• [The problem] Copy out every line of the records in which "localhost" can be found.

[Record set — start]

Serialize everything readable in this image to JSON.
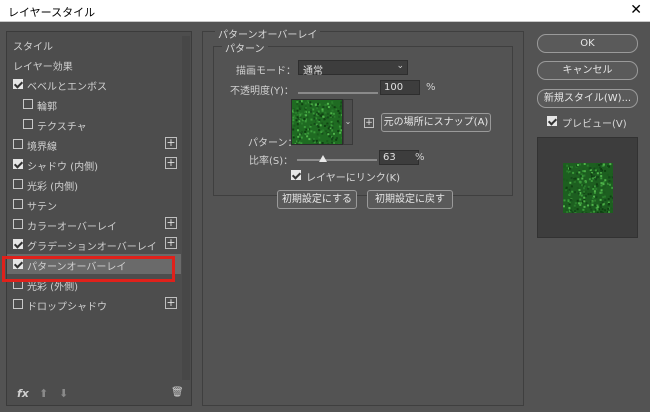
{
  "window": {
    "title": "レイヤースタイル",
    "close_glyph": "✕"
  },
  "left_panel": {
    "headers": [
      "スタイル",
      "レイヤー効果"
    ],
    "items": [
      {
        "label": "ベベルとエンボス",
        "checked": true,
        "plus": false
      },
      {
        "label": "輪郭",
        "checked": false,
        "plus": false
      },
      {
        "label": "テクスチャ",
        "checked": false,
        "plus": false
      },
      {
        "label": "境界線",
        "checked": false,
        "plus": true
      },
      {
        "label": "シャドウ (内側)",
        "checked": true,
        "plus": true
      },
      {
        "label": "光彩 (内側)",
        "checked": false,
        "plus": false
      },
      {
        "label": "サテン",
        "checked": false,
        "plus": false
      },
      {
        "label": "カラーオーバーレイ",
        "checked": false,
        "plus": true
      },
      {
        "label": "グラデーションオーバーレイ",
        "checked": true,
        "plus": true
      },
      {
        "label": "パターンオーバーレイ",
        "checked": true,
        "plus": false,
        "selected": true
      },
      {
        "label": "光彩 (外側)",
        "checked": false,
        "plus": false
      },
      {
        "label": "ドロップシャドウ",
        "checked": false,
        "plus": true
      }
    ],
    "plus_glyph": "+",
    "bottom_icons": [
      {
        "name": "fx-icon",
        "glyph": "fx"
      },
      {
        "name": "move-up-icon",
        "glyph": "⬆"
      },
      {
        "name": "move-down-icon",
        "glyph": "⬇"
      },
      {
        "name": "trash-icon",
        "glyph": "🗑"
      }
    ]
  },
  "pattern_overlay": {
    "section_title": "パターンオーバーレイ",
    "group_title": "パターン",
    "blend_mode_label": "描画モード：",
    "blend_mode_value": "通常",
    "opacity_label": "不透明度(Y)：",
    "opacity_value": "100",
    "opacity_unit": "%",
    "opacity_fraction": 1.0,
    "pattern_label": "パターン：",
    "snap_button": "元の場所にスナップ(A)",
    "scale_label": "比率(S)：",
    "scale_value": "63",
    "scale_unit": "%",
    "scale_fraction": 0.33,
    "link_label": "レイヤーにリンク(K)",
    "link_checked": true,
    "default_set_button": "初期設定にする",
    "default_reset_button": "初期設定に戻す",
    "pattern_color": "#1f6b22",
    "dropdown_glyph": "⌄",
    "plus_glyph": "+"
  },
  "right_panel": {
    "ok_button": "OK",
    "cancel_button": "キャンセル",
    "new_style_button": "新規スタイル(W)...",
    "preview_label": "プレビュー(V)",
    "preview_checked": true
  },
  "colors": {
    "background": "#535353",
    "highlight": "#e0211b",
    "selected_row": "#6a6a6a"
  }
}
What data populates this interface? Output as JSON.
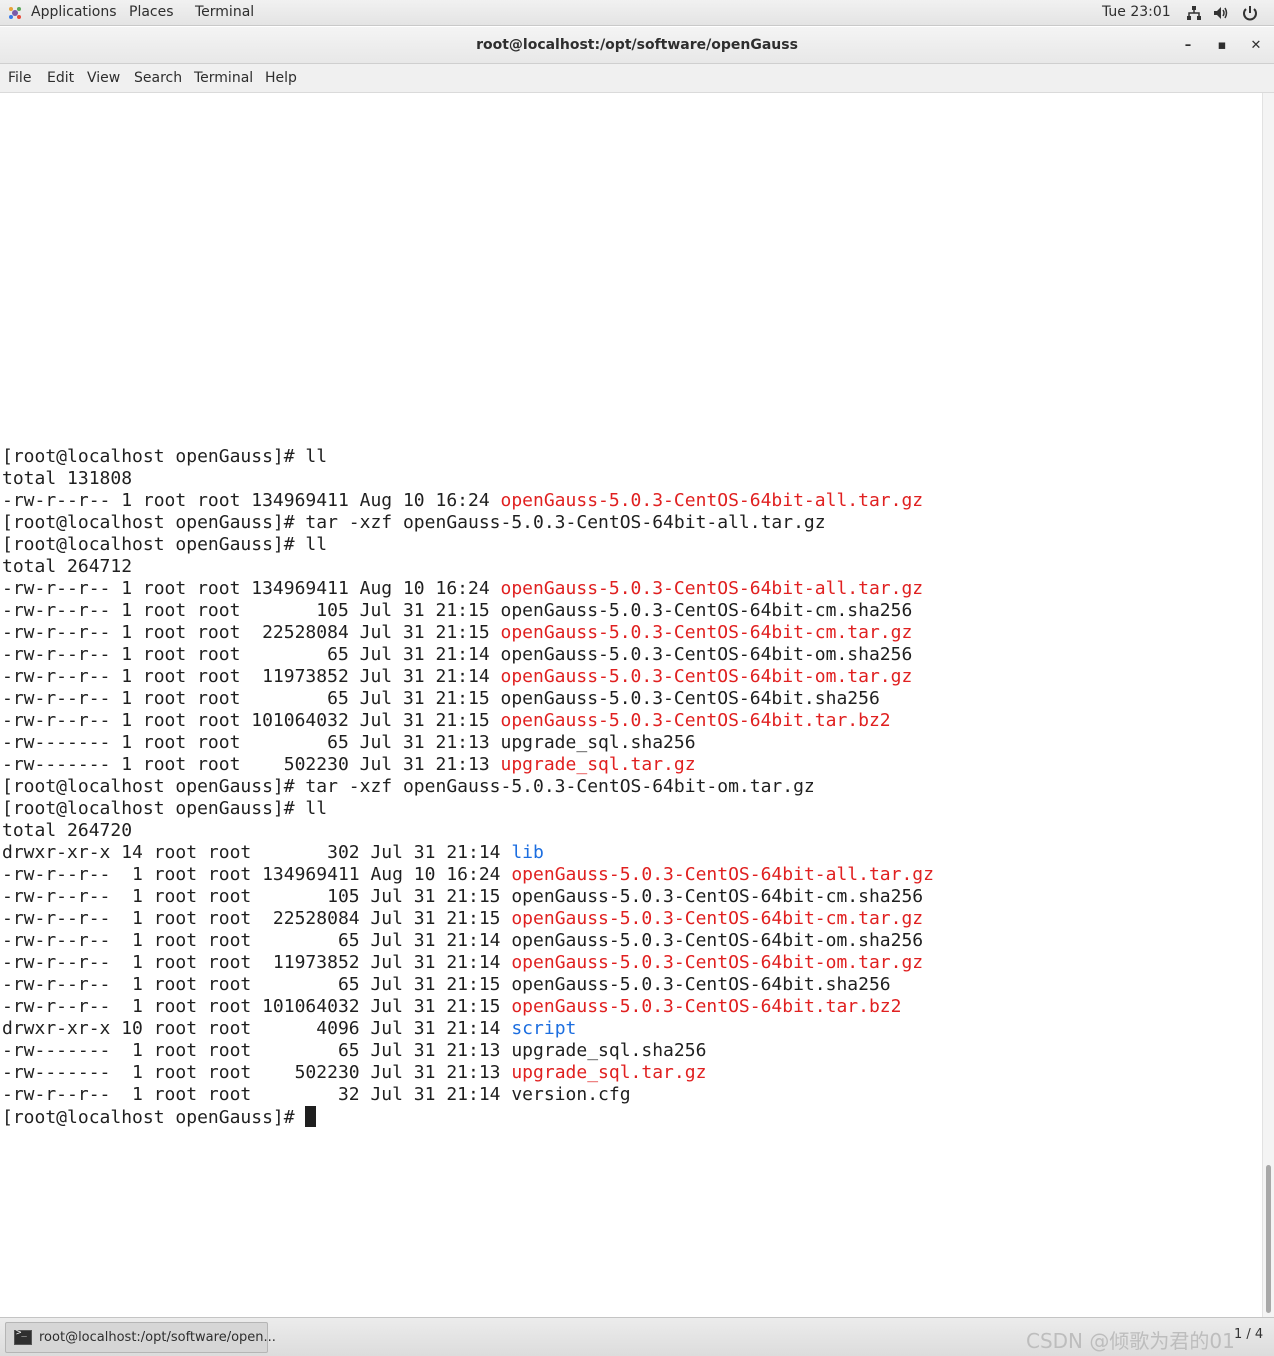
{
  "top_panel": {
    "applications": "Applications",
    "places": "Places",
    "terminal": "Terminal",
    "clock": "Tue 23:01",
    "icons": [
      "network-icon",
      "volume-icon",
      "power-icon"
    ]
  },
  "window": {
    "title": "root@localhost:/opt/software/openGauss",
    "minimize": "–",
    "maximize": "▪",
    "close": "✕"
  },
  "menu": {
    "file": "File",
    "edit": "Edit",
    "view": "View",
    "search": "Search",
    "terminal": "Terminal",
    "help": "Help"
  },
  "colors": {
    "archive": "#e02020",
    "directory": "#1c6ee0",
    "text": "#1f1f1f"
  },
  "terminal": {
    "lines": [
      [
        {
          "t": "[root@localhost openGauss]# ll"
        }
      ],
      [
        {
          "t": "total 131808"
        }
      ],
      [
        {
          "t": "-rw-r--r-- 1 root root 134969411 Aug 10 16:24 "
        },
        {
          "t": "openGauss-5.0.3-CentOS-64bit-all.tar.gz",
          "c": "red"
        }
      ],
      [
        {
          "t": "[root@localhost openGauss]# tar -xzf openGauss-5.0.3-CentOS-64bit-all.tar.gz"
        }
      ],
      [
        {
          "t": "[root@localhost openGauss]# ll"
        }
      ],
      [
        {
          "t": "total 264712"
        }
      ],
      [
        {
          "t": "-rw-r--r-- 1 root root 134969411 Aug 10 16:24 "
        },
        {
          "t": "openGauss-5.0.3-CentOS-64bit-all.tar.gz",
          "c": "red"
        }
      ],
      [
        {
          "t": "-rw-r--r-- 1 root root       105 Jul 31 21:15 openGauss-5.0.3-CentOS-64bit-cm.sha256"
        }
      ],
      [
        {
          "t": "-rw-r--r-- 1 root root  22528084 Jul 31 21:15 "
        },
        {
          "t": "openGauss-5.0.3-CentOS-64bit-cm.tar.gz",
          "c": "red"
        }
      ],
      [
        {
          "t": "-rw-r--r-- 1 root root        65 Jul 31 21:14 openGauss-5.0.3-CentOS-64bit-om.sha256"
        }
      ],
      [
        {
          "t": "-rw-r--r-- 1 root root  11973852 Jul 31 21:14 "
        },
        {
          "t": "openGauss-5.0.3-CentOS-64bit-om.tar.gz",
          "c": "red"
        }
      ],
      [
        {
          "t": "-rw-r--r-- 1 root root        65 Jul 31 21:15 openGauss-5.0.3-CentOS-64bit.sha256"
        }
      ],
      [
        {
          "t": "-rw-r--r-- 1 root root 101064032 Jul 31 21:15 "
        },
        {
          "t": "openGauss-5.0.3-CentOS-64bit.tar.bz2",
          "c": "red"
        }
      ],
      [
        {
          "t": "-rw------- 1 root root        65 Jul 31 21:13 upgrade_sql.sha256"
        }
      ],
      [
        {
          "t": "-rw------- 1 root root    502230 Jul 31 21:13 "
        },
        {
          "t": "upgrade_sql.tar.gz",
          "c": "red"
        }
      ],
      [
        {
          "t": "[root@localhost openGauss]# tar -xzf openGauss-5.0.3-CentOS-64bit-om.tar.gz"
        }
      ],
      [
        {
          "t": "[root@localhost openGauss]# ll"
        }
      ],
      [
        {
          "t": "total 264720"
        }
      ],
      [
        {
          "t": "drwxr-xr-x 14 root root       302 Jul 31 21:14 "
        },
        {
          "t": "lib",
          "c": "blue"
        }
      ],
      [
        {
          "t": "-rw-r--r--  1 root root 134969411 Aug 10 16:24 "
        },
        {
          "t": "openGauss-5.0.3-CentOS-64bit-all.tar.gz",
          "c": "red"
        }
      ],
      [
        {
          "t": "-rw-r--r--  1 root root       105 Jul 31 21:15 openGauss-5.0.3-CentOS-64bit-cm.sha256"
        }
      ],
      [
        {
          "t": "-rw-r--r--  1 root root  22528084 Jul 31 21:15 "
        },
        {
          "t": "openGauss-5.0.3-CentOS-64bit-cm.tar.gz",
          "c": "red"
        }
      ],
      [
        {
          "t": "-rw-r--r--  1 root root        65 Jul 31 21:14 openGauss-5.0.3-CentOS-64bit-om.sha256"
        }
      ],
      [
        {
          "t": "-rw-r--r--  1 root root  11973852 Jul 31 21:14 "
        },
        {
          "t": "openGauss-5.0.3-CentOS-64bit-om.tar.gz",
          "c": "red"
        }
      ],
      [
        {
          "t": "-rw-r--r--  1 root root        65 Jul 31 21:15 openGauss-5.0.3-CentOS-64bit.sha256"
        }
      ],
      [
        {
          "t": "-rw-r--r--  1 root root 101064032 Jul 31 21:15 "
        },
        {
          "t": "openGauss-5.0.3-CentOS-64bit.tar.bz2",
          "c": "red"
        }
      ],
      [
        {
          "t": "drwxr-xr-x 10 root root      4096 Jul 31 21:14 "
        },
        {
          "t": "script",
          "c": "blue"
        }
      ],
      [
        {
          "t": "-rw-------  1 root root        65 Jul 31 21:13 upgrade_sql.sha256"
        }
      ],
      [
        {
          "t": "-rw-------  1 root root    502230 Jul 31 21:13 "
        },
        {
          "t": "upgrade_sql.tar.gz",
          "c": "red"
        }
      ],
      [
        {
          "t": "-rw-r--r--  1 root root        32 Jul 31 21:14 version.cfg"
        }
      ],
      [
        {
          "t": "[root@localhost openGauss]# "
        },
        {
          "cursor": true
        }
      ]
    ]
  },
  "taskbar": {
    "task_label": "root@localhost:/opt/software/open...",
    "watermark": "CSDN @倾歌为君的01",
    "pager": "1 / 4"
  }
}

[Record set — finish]

• [Result for this exercise]
    "title": "root@localhost:/opt/software/openGauss",
          "t": "[root@localhost openGauss]# ll"
          "t": "[root@localhost openGauss]# tar -xzf openGauss-5.0.3-CentOS-64bit-all.tar.gz"
          "t": "[root@localhost openGauss]# ll"
          "t": "[root@localhost openGauss]# tar -xzf openGauss-5.0.3-CentOS-64bit-om.tar.gz"
          "t": "[root@localhost openGauss]# ll"
          "t": "[root@localhost openGauss]# "
    "task_label": "root@localhost:/opt/software/open...",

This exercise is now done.